“I got hired to be a service advisor and parts man but when I got hired, I had zero experience. As a service advisor, I know it's my job to be 100% attentive to the customer, but between running to my techs for information, parts runs, answering the phones, and calling customers with quotes, etc., I find that I'm not giving my customer the attention they need. How can I effectively balance everything so that I can be there for the customer, create a trusting environment, and connect with them while fulfilling my other responsibilities? My heart aches for the customer because I know we can do better for them.”
Good question – and I like your enthusiasm. There's a bunch of answers to that, and one is being honest with your customers upfront and telling them the truth. Just tell them the process and what happened like, “We're going to check it out and figure out what's wrong with it, then we're going to have to source the parts.”
100 years ago when I was an advisor, I would tell them, “Here's the process. It's going to get dispatched to tech.
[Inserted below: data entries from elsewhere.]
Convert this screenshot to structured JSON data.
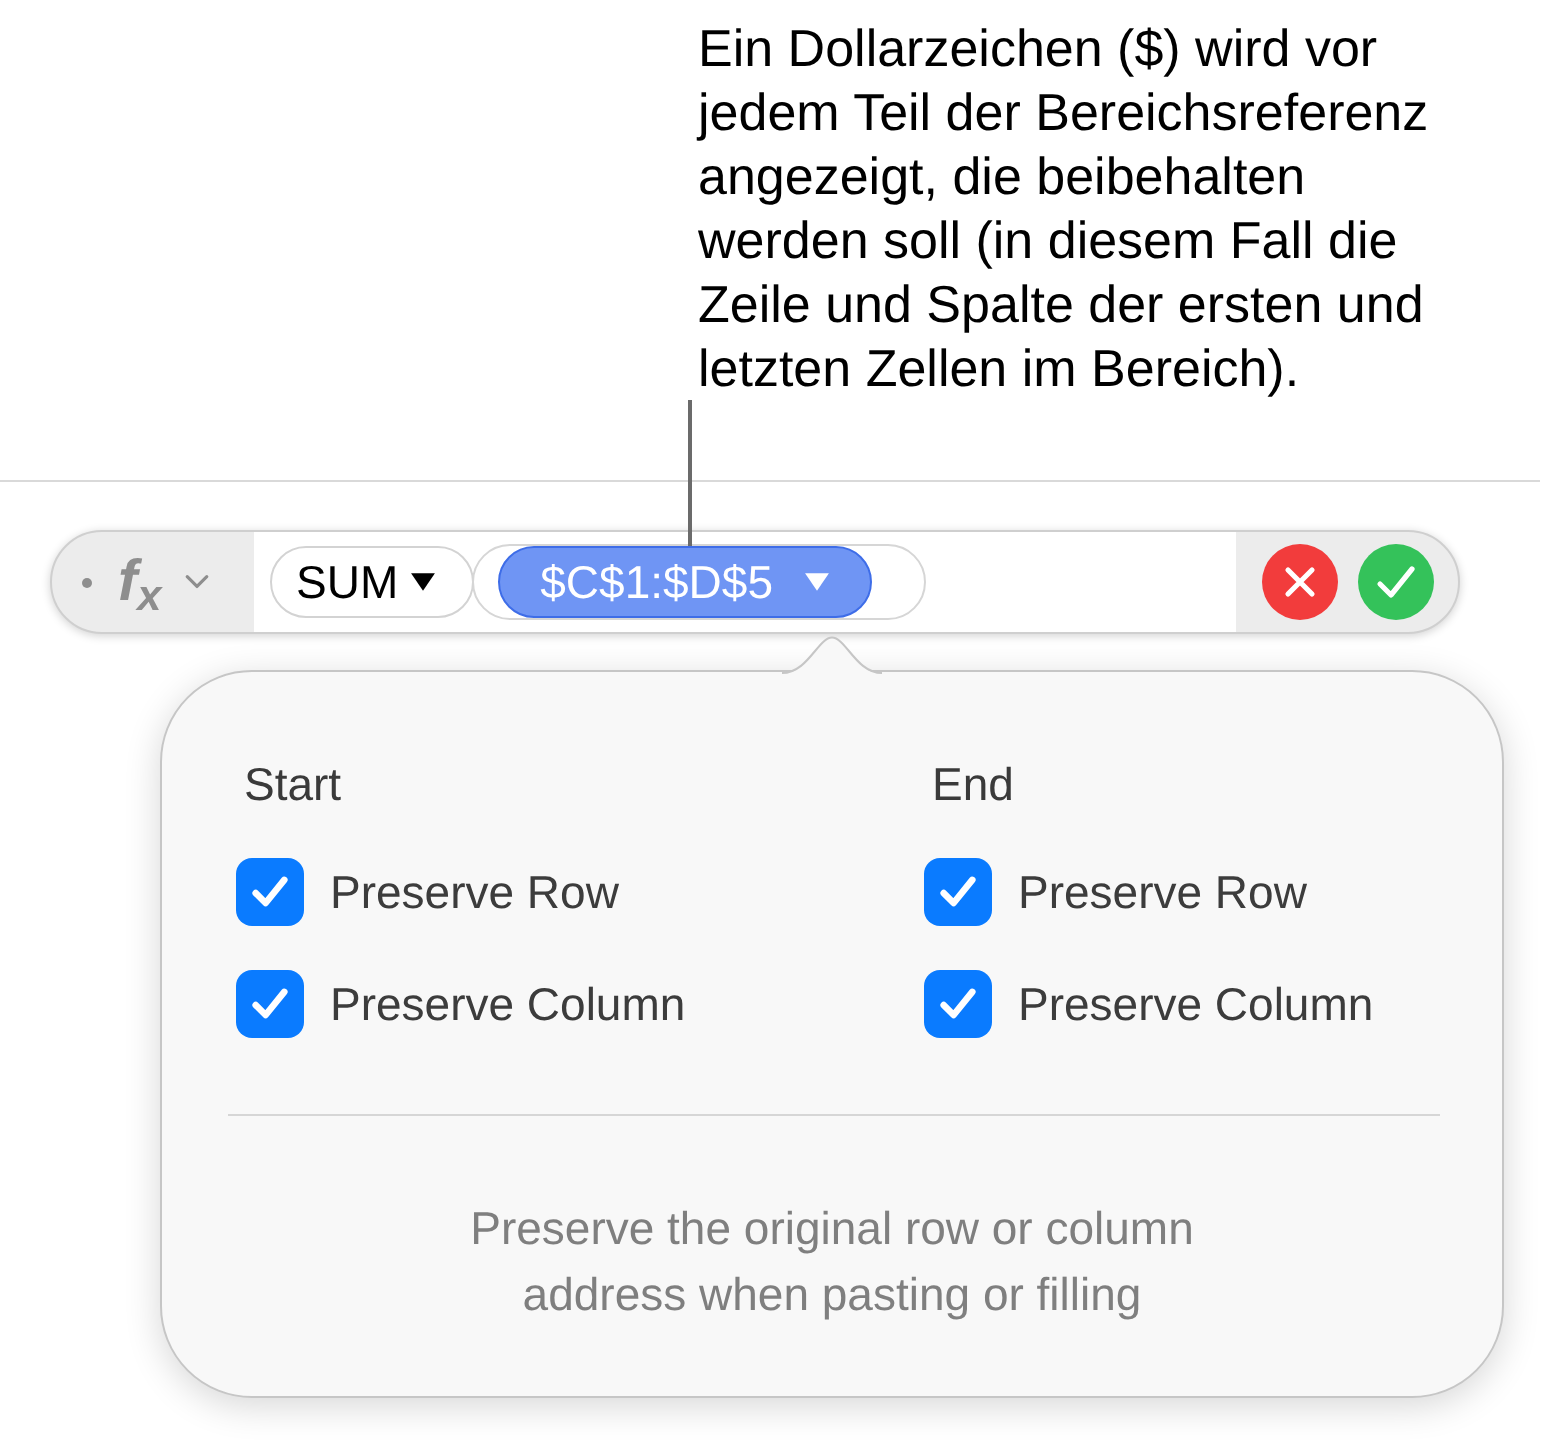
{
  "callout": {
    "text": "Ein Dollarzeichen ($) wird vor jedem Teil der Bereichsreferenz angezeigt, die beibehalten werden soll (in diesem Fall die Zeile und Spalte der ersten und letzten Zellen im Bereich)."
  },
  "formula_bar": {
    "symbol": "f$_{x}$",
    "function": {
      "name": "SUM",
      "selected": false
    },
    "arguments": [
      {
        "reference": "$C$1:$D$5",
        "selected": true
      }
    ]
  },
  "popover": {
    "columns": [
      {
        "heading": "Start",
        "options": [
          {
            "label": "Preserve Row",
            "checked": true
          },
          {
            "label": "Preserve Column",
            "checked": true
          }
        ]
      },
      {
        "heading": "End",
        "options": [
          {
            "label": "Preserve Row",
            "checked": true
          },
          {
            "label": "Preserve Column",
            "checked": true
          }
        ]
      }
    ],
    "description": "Preserve the original row or column address when pasting or filling"
  }
}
Once the tech has it in their stall, they're going to check it out and they're going to tell me what's wrong with it. I'm going to call you right then.”
My intention behind doing it was getting the customers to pick up the phone when I called. Ask them what their day is like.
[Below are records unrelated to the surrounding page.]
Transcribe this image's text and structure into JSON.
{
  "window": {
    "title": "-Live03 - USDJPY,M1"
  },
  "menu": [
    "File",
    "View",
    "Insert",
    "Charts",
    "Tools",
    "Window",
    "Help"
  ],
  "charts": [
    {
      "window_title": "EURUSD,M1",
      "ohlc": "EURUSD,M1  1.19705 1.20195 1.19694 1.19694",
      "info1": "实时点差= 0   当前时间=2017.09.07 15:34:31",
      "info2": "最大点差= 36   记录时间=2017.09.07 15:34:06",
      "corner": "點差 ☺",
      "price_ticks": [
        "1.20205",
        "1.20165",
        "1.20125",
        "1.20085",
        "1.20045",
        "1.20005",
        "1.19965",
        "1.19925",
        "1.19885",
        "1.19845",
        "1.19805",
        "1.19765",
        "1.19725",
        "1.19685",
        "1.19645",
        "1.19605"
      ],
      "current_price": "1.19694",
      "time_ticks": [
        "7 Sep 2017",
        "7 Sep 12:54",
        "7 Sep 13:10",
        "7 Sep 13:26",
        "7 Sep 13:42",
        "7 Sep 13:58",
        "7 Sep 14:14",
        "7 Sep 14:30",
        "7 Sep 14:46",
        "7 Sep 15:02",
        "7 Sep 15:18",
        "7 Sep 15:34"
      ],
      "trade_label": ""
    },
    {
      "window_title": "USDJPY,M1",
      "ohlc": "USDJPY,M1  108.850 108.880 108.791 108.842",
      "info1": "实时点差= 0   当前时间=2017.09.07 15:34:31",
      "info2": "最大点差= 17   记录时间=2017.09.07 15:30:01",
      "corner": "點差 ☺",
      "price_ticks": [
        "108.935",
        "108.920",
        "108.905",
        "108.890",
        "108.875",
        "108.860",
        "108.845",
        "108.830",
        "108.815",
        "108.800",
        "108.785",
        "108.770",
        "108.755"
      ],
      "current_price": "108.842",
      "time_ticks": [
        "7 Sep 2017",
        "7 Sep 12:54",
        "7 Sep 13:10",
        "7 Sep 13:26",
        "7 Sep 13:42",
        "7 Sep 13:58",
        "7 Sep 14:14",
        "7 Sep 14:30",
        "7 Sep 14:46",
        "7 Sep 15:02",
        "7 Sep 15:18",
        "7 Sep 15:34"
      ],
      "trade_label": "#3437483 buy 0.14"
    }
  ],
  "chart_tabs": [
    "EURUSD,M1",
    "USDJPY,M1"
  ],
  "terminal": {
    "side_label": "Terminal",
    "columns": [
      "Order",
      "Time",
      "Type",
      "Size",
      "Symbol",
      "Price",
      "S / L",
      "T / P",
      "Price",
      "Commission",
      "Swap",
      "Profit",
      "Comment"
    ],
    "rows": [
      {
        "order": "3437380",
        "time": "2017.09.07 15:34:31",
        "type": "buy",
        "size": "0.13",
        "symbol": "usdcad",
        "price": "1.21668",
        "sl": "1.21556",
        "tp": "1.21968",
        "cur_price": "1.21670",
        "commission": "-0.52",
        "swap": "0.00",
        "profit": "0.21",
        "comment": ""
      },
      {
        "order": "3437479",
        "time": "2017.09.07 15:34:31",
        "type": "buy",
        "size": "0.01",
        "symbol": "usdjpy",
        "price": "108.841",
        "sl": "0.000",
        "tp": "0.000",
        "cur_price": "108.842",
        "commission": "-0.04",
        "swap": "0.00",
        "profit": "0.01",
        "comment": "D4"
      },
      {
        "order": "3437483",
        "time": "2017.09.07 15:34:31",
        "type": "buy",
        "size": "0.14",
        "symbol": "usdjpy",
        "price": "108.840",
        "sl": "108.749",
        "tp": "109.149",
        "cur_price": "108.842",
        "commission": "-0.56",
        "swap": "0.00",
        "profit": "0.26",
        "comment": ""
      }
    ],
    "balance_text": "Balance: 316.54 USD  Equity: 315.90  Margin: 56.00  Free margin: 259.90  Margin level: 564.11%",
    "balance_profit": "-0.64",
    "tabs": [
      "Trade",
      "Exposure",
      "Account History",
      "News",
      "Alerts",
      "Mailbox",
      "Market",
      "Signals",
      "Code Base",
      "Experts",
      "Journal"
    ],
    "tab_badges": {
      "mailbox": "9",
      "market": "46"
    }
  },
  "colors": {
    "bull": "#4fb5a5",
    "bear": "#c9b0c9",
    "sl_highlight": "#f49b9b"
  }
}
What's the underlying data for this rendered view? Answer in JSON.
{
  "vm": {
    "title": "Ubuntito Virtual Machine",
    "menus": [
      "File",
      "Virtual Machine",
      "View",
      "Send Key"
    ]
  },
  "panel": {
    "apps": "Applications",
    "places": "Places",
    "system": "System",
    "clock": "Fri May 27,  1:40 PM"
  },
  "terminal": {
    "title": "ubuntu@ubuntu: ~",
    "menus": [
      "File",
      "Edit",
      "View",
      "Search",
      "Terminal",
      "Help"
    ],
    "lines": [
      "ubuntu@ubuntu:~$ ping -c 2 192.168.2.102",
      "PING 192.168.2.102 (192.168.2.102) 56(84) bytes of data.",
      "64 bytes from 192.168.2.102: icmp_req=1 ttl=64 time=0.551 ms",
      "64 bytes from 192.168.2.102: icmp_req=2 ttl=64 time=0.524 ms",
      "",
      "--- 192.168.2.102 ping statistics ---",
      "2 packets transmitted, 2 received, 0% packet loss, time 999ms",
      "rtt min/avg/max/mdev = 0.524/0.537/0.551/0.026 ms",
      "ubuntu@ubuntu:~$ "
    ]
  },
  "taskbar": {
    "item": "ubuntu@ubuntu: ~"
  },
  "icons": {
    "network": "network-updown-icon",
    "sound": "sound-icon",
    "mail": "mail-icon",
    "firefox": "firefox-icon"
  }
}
“Are you going to be in meetings today? What's the best number to call?”
I would go through all these things and they knew to be ready for my call because it could mean the car staying another day if they didn't. It never turned them off. It actually pulled them in closer to me, because I was putting like this: if you're not available to do your part, I can't do mine– right?
I used to always ask the other advisors, “Why don't you tell customers the truth?”
Be honest about whether it's going to take a day or two to get the parts. Walk them through what the timeline to repair is. The key is finding a way to be proactive – anticipate the customer's needs as well as your own, and have the true goal of getting their car back in a timely manner. You might not be able to change the process, so if you feel bad that you're not meeting their expectations, change what their expectations should be! Set the record straight!
Another thing you could do is find a vendor that will deliver. I know a lot of independent shops where the parts get delivered twice a day. There might be weird situations where you might have to get something from a dealership but a lot of times you can also hire a parts runner. There are apps out there like TaskRabbit where you could pay someone $20 to go pick up the part if you can't afford a full-time driver. Add that to the quote and pass it along to the customer.
When you look at some of these problems and think they're outside of your control, they're really not. You just need to think a little more outside the box. That’s the entire point of Service Drive Revolution — to get Advisors to think outside the box of what the Service Drive is.
When I wrote service, a lot of the advisors felt like victims. I knew the system sucked, but that wasn't going to stop me from controlling the narrative, because – let's face it – there's never a perfect system.
Thanks again for reading and tuning in this week. We'll see you next time on Service Drive Revolution.